(Data records for software interfaces)

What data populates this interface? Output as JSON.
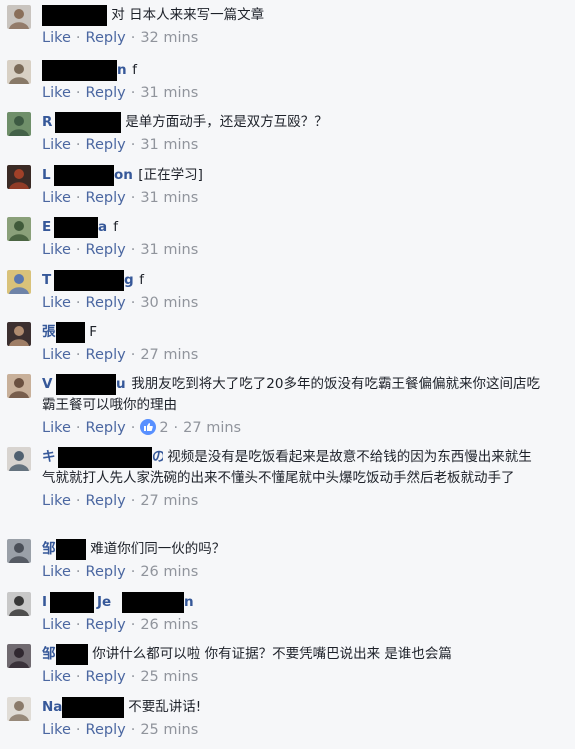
{
  "ui": {
    "like": "Like",
    "reply": "Reply",
    "sep": "·"
  },
  "colors": {
    "link": "#4b67a1",
    "name": "#365899",
    "muted": "#90949c",
    "reaction": "#5890ff"
  },
  "comments": [
    {
      "name_prefix": "",
      "name_suffix": "",
      "text": "对 日本人来来写一篇文章",
      "time": "32 mins",
      "avatar_icon": "person-icon"
    },
    {
      "name_prefix": "",
      "name_suffix": "n",
      "text": "f",
      "time": "31 mins",
      "avatar_icon": "person-icon"
    },
    {
      "name_prefix": "R",
      "name_suffix": "",
      "text": "是单方面动手，还是双方互殴？？",
      "time": "31 mins",
      "avatar_icon": "landscape-icon"
    },
    {
      "name_prefix": "L",
      "name_suffix": "on",
      "text": "[正在学习]",
      "time": "31 mins",
      "avatar_icon": "mask-icon"
    },
    {
      "name_prefix": "E",
      "name_suffix": "a",
      "text": "f",
      "time": "31 mins",
      "avatar_icon": "person-icon"
    },
    {
      "name_prefix": "T",
      "name_suffix": "g",
      "text": "f",
      "time": "30 mins",
      "avatar_icon": "cartoon-icon"
    },
    {
      "name_prefix": "張",
      "name_suffix": "",
      "text": "F",
      "time": "27 mins",
      "avatar_icon": "person-icon"
    },
    {
      "name_prefix": "V",
      "name_suffix": "u",
      "text": "我朋友吃到将大了吃了20多年的饭没有吃霸王餐偏偏就来你这间店吃霸王餐可以哦你的理由",
      "time": "27 mins",
      "avatar_icon": "person-icon",
      "reactions": "2"
    },
    {
      "name_prefix": "キ",
      "name_suffix": "の",
      "text": "视频是没有是吃饭看起来是故意不给钱的因为东西慢出来就生气就就打人先人家洗碗的出来不懂头不懂尾就中头爆吃饭动手然后老板就动手了",
      "time": "27 mins",
      "avatar_icon": "person-icon"
    },
    {
      "name_prefix": "邹",
      "name_suffix": "",
      "text": "难道你们同一伙的吗？",
      "time": "26 mins",
      "avatar_icon": "person-icon"
    },
    {
      "name_prefix": "I",
      "name_suffix": "n",
      "name_mid": "Je",
      "text": "",
      "time": "26 mins",
      "avatar_icon": "person-icon"
    },
    {
      "name_prefix": "邹",
      "name_suffix": "",
      "text": "你讲什么都可以啦 你有证据？不要凭嘴巴说出来 是谁也会篇",
      "time": "25 mins",
      "avatar_icon": "person-icon"
    },
    {
      "name_prefix": "Na",
      "name_suffix": "",
      "text": "不要乱讲话!",
      "time": "25 mins",
      "avatar_icon": "person-icon"
    }
  ]
}
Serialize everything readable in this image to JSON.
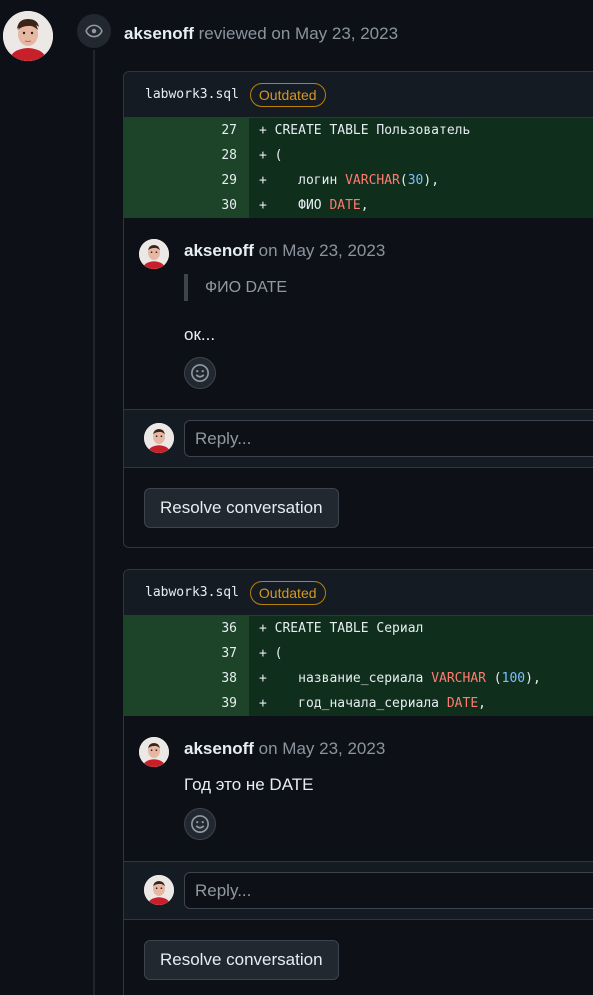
{
  "review": {
    "author": "aksenoff",
    "action_text": " reviewed on May 23, 2023"
  },
  "threads": [
    {
      "file": "labwork3.sql",
      "badge": "Outdated",
      "lines": [
        {
          "num": "27",
          "code": "+ CREATE TABLE Пользователь"
        },
        {
          "num": "28",
          "code": "+ ("
        },
        {
          "num": "29",
          "code_parts": [
            "+    логин ",
            "VARCHAR",
            "(",
            "30",
            "),"
          ]
        },
        {
          "num": "30",
          "code_parts": [
            "+    ФИО ",
            "DATE",
            ","
          ]
        }
      ],
      "comment": {
        "author": "aksenoff",
        "date": " on May 23, 2023",
        "quote": "ФИО DATE",
        "body": "ок..."
      },
      "reply_placeholder": "Reply...",
      "resolve_label": "Resolve conversation"
    },
    {
      "file": "labwork3.sql",
      "badge": "Outdated",
      "lines": [
        {
          "num": "36",
          "code": "+ CREATE TABLE Сериал"
        },
        {
          "num": "37",
          "code": "+ ("
        },
        {
          "num": "38",
          "code_parts": [
            "+    название_сериала ",
            "VARCHAR",
            " (",
            "100",
            "),"
          ]
        },
        {
          "num": "39",
          "code_parts": [
            "+    год_начала_сериала ",
            "DATE",
            ","
          ]
        }
      ],
      "comment": {
        "author": "aksenoff",
        "date": " on May 23, 2023",
        "body": "Год это не DATE"
      },
      "reply_placeholder": "Reply...",
      "resolve_label": "Resolve conversation"
    }
  ],
  "icons": {
    "review_badge": "eye-icon",
    "reaction": "smiley-icon"
  },
  "colors": {
    "background": "#0d1117",
    "added_line_number_bg": "#1d4428",
    "added_line_bg": "#0f2e1b",
    "outdated": "#d29922"
  }
}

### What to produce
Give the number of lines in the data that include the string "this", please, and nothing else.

### Task result
2